  8. Orin Kerr says:

    Ack, make that “I don’t think I’m missing the problem.” Sorry about that.

  9. TJ says:


    My point is that “the incumbent is outstanding” (which seems to be your basic point) is a very good argument for not having the particular term limit in the first place, or having a longer term before the limit kicks in. It is not, however, a very good argument for changing the term limit once imposed. There is no relevant new information, in the sense that we knew ahead of time what the tradeoff was and made the choice then, and revising the decision now will undermine every term limit in the future. For lawyers, this really should be quite easy, since we strictly adhere to final judgments for the same reason. Surely in some individual cases a later revised judgment would be superior to the original, but we still don’t do it.

  10. TS says:

    Does a statutory term extension present any difficulty from an appointments clause perspective? I recall (vaguely) an OLC opinion re: term extensions and the appointments issue.

  11. Shag from Brookline says:

    I read Charlie Savage and Jackie Calmes’ NYTimes report (5/13/11) “Obama Seeking Extension for Director of F.B.I.” well after submitting my earlier comment. It seems from this report that Pres. Obama initiated this. But this may be the tip of the iceberg. I think more what and when inquiries may reveal much below the surface.

    I have been thinking back to 1944 when at the age of 14 I had no reason to think that FDR should not run for a 4th term as President. WW II was still ongoing. I was not then fully aware of the two-term informal rule, which had been “violated” by FDR 4 years earlier with his reelection to a third term. But even at the tender age of 10, I had an awareness of the problems in 1940. Being much older but perhaps not wiser today, I wonder if the Amendment limiting a president to two terms had been in effect in 1940, would America have been in better shape? Or even in 1944, when at least insiders were aware of FDR’s medical condition and were concerned with Henry Wallace? Truman was not that well known back then.

    Jumping ahead, what if Clinton could have run for reelection in 2000? He might have won, as the economy was pretty good. Should there have been an exception to the rule?

    Granted, the rule is prescribed in an amendment to the Constitution, whereas the rule for the FBI Director is statutory. Is this in any way a necessary – as opposed to a political – exception?

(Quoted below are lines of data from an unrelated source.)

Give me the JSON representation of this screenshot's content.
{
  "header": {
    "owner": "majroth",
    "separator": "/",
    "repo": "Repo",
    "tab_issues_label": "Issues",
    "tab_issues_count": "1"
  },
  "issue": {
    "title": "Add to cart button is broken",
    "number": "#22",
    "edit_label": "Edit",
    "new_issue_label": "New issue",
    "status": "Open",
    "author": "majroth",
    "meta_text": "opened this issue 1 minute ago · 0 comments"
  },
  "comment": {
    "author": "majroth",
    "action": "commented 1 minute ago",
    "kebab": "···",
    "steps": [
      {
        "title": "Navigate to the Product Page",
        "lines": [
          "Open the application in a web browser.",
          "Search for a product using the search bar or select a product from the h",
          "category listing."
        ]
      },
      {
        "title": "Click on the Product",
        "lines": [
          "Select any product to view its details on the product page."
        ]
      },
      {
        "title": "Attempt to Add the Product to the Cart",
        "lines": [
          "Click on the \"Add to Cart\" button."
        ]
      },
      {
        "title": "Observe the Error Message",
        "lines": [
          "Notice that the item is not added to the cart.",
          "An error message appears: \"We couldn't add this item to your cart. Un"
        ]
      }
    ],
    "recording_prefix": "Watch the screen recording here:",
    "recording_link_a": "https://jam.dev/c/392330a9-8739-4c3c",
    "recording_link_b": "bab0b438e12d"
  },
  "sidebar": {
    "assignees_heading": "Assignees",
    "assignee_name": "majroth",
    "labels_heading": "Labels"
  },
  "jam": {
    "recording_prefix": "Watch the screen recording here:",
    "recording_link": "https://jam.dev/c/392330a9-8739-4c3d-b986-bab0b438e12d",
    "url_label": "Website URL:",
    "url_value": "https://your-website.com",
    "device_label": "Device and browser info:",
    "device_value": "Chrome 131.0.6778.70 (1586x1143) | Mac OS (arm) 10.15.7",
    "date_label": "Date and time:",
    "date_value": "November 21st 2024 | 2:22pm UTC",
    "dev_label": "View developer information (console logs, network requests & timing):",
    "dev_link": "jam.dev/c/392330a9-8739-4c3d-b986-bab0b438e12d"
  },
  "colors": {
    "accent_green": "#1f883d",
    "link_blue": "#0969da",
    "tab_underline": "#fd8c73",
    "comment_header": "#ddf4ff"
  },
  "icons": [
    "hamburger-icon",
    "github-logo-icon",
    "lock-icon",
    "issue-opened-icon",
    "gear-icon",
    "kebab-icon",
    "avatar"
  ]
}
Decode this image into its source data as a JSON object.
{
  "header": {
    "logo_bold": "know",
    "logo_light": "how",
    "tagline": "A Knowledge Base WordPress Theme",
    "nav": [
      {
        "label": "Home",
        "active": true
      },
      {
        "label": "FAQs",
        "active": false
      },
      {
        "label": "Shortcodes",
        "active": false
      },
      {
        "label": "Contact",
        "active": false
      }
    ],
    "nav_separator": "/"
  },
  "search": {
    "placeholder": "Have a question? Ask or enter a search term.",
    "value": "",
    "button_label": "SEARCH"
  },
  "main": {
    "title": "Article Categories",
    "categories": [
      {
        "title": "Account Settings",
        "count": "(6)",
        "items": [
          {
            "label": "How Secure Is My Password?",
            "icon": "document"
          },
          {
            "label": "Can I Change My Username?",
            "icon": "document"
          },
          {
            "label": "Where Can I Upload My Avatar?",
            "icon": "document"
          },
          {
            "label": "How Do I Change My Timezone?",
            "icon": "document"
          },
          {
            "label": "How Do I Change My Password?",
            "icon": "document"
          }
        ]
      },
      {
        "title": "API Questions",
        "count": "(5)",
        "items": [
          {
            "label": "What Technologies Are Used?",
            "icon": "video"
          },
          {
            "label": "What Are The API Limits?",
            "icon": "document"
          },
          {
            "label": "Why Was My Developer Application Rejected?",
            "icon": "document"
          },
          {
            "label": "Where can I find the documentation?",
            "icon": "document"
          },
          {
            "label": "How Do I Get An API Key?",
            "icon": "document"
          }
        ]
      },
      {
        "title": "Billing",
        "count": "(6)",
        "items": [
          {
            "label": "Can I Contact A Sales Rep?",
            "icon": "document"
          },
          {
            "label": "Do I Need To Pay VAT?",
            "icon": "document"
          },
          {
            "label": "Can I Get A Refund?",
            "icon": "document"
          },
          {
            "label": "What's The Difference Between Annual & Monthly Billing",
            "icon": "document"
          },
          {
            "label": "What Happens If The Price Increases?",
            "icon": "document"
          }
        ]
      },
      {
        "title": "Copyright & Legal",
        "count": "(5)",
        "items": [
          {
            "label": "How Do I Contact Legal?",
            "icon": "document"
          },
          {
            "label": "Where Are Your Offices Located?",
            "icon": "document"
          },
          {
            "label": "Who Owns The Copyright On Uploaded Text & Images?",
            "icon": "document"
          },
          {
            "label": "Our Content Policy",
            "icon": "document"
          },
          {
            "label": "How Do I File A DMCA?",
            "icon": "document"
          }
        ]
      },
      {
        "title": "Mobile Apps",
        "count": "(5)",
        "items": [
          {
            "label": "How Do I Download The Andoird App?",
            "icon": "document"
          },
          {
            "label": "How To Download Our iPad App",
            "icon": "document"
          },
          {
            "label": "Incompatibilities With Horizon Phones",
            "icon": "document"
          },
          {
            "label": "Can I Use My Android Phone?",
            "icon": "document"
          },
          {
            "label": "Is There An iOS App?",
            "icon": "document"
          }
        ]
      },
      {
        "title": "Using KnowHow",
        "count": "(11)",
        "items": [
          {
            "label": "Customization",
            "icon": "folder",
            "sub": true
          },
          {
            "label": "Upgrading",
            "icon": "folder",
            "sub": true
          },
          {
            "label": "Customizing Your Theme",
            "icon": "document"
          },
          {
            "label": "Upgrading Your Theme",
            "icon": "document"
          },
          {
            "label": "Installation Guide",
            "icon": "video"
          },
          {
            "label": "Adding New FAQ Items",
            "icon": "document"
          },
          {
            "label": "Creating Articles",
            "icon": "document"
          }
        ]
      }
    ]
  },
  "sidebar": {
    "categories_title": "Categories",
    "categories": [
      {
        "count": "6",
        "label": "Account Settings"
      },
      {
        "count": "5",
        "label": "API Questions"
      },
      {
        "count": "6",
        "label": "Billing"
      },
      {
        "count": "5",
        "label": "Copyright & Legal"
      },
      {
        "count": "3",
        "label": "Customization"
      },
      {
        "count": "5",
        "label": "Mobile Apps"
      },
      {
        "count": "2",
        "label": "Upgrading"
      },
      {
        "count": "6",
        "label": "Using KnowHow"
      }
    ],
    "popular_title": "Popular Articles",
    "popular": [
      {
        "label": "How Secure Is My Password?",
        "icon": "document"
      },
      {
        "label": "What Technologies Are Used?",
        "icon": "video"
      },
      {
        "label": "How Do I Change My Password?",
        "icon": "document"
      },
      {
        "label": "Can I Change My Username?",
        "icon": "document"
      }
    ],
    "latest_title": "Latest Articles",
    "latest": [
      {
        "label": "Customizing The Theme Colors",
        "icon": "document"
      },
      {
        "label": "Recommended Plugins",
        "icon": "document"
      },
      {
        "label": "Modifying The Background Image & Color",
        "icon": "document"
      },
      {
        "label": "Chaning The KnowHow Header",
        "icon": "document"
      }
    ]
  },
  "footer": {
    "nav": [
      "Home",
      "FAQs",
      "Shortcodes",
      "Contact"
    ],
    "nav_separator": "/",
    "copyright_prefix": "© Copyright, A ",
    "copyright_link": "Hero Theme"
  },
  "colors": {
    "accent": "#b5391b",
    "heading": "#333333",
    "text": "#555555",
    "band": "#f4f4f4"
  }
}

Years from now what I suggest above that is below the surface might surface with who knows what challenging the appropriateness of the exception proposed for Mueller.

    Assuming that the proposed extension would NOT require Senate approval, what sort of a precedent might that set? In this instance would the exception prove the rule?